──────── ENTRIES SUPPLIED

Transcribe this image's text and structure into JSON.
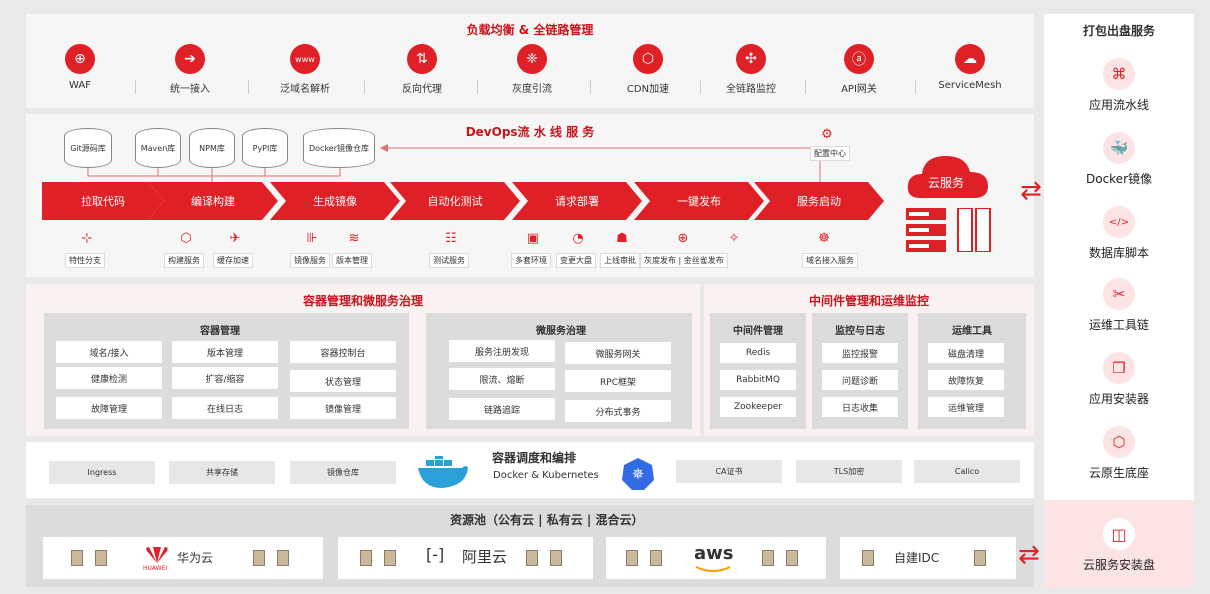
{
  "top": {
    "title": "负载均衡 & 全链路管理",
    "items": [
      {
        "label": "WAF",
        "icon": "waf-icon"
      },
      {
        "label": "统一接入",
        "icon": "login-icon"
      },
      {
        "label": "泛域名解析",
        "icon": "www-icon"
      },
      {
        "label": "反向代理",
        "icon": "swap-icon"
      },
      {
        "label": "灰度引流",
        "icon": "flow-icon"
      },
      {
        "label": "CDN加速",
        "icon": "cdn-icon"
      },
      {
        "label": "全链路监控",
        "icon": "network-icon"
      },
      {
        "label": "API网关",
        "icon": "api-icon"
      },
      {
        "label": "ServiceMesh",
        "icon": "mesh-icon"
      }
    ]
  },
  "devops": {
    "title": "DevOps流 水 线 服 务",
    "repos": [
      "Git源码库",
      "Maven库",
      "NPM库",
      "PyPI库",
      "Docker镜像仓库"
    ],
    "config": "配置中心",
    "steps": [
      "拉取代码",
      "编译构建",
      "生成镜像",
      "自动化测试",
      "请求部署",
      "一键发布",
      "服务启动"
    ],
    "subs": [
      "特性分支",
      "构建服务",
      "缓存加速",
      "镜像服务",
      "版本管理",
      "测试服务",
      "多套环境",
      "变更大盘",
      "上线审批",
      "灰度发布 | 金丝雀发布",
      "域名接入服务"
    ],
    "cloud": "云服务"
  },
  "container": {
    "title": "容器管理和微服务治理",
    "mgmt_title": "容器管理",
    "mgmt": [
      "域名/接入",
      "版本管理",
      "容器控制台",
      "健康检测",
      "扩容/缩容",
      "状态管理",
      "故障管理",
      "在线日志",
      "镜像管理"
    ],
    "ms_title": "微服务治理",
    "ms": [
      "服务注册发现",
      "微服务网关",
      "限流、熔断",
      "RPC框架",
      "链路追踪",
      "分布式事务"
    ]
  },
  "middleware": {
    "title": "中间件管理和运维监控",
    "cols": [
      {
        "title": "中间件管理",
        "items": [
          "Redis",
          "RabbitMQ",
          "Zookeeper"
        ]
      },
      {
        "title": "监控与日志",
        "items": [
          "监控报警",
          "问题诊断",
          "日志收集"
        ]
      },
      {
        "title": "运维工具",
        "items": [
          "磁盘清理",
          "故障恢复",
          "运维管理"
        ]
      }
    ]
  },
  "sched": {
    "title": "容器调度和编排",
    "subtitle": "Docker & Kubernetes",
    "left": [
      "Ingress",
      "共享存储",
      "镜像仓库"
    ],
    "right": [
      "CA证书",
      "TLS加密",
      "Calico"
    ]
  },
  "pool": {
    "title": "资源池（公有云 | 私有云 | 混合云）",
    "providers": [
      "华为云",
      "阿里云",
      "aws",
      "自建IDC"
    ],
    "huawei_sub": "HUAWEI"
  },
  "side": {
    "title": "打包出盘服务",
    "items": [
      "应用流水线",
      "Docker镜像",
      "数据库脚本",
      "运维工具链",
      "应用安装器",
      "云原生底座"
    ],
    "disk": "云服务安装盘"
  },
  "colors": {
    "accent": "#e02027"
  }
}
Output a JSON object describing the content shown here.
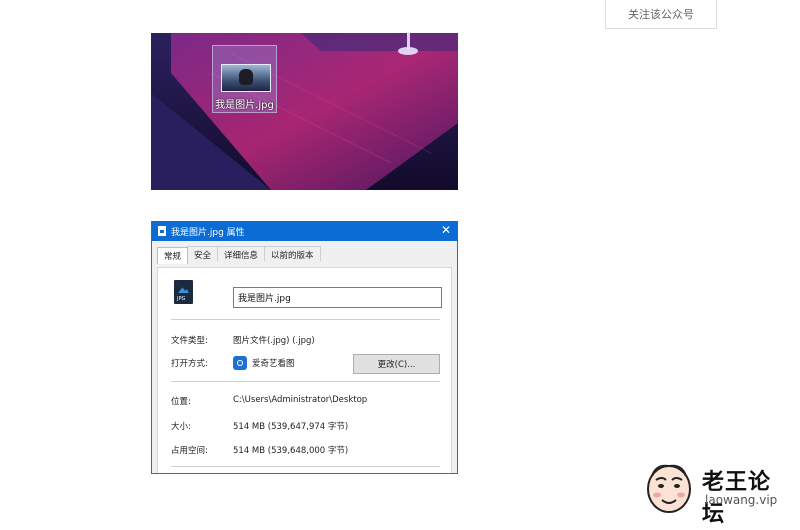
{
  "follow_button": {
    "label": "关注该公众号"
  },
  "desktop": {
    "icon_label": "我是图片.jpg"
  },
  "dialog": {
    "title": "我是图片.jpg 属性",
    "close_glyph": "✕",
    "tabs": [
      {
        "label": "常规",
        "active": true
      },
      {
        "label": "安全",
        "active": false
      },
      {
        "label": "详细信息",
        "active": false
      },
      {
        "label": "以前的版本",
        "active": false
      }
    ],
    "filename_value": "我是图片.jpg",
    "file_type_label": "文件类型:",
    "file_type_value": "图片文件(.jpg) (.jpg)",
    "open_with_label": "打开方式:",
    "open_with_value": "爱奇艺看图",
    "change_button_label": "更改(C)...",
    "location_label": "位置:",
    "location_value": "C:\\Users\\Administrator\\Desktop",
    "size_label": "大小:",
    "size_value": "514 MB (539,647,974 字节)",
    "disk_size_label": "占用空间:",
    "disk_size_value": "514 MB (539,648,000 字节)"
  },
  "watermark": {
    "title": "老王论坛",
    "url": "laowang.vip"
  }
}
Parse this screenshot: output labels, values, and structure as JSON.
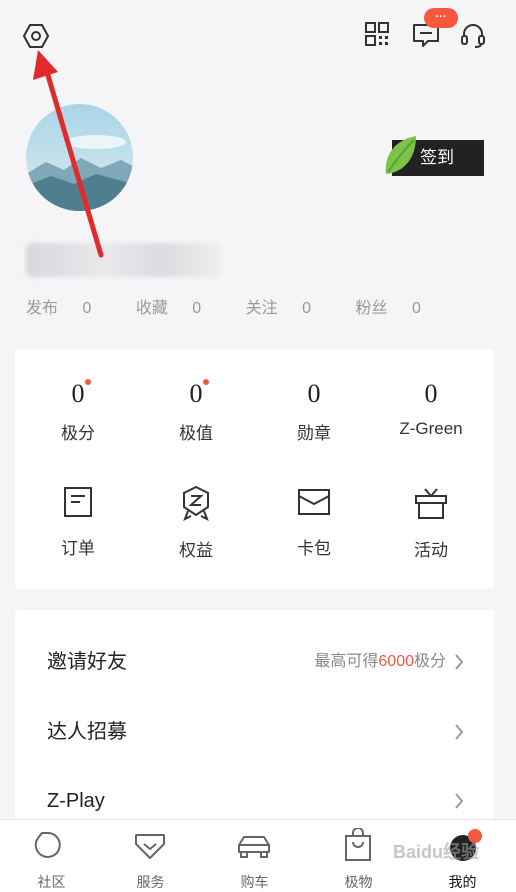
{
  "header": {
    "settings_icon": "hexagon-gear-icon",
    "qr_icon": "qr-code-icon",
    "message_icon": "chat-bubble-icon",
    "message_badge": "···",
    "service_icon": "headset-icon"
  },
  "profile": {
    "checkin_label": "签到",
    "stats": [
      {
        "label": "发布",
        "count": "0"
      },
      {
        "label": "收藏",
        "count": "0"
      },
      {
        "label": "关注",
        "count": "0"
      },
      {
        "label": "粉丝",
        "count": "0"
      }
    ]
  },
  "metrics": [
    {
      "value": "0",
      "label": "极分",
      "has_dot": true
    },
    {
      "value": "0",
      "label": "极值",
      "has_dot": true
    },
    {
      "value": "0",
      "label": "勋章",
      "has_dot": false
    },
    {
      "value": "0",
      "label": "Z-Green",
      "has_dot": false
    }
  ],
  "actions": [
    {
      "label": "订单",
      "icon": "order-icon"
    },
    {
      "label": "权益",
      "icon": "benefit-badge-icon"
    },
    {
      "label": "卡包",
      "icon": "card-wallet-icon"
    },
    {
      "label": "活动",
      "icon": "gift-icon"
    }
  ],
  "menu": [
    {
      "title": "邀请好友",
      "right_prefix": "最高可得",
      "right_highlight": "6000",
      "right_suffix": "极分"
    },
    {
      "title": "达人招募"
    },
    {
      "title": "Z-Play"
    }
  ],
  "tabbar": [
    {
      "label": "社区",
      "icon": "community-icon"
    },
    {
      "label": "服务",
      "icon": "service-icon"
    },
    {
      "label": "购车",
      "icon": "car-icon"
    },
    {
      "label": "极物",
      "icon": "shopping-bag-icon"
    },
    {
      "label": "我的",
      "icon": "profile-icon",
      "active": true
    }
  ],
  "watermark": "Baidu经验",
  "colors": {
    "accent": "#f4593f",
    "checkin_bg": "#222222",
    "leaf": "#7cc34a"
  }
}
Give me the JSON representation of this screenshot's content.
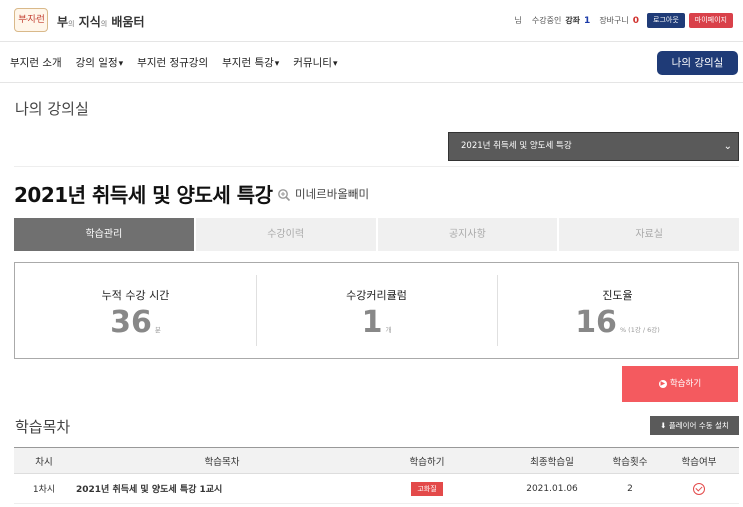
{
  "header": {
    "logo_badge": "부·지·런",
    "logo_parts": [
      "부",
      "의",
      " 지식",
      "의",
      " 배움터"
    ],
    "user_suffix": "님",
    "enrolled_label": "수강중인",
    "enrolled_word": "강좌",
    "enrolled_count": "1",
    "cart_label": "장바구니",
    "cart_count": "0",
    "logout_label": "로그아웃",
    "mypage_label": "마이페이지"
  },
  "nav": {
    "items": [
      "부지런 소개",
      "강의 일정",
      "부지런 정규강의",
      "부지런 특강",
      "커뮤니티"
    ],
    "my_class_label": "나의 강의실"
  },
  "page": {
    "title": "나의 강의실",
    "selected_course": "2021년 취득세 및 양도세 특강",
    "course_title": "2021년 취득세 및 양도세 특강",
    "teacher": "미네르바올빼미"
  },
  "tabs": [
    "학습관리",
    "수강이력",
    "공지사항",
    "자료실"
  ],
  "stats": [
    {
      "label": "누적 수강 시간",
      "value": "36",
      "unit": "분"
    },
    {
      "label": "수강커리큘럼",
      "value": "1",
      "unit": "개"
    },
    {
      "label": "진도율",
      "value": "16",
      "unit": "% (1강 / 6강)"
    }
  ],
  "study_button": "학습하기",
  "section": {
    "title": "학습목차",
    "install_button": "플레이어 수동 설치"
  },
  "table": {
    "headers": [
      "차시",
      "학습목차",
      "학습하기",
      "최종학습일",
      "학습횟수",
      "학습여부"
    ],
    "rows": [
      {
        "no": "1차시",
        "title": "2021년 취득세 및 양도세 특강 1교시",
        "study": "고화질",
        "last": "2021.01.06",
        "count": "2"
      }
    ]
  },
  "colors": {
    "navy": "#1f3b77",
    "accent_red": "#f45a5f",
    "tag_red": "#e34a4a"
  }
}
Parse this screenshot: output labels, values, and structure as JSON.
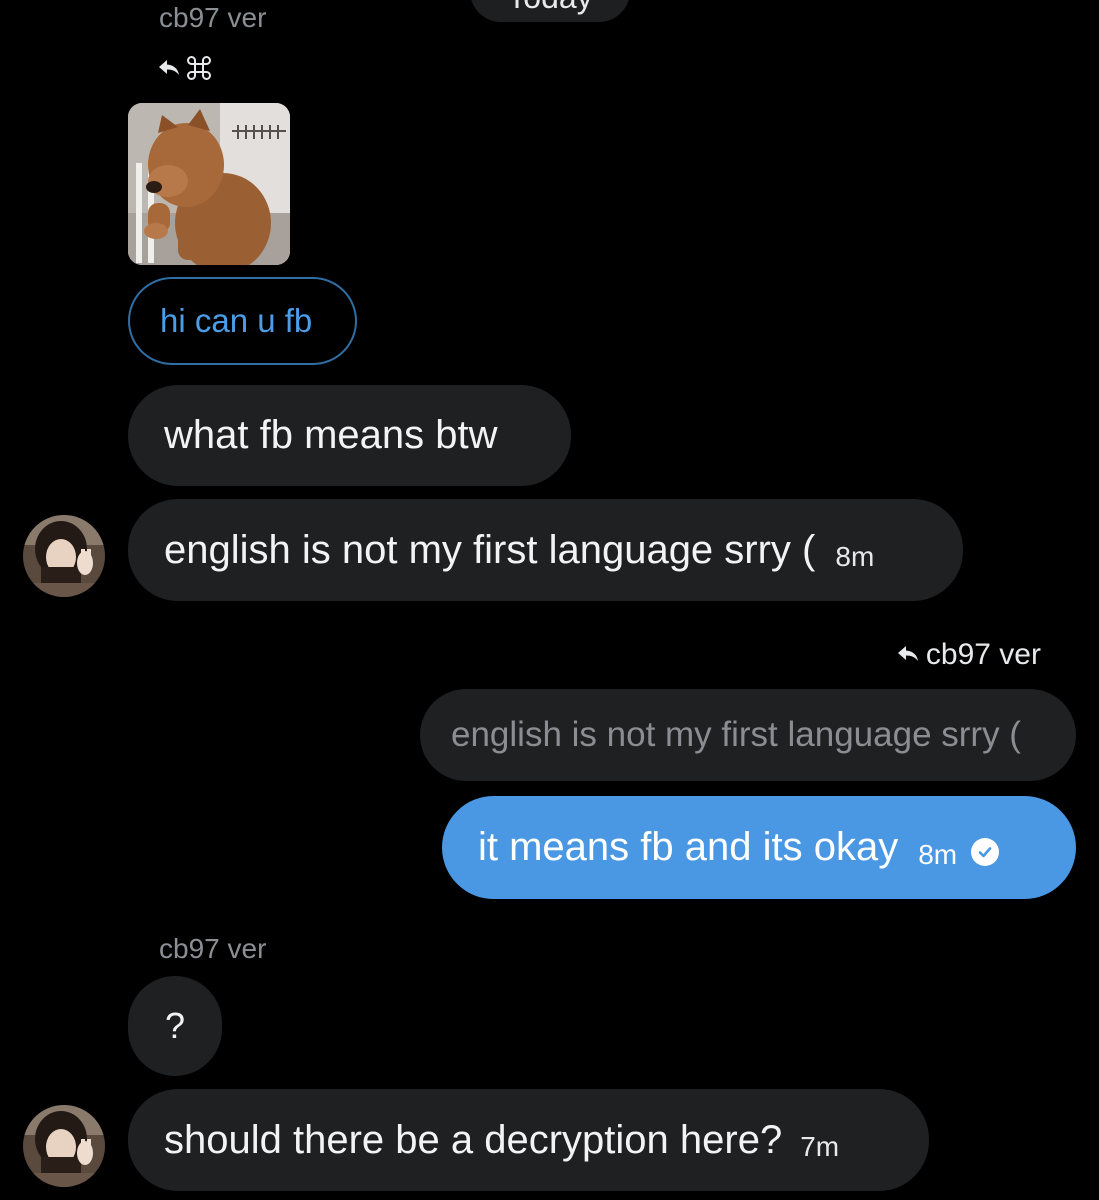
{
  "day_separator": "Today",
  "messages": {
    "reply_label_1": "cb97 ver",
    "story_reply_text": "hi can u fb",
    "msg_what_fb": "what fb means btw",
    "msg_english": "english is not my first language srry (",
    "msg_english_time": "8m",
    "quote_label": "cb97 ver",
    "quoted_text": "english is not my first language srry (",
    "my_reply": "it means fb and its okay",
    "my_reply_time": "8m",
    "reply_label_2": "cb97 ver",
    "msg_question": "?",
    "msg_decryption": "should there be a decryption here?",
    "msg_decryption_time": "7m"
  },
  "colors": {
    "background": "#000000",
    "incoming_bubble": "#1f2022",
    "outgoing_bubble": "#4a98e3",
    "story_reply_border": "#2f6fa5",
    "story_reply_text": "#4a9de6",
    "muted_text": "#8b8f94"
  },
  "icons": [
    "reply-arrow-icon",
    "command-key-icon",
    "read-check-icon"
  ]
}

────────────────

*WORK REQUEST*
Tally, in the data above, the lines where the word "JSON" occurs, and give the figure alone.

*REPLY*
5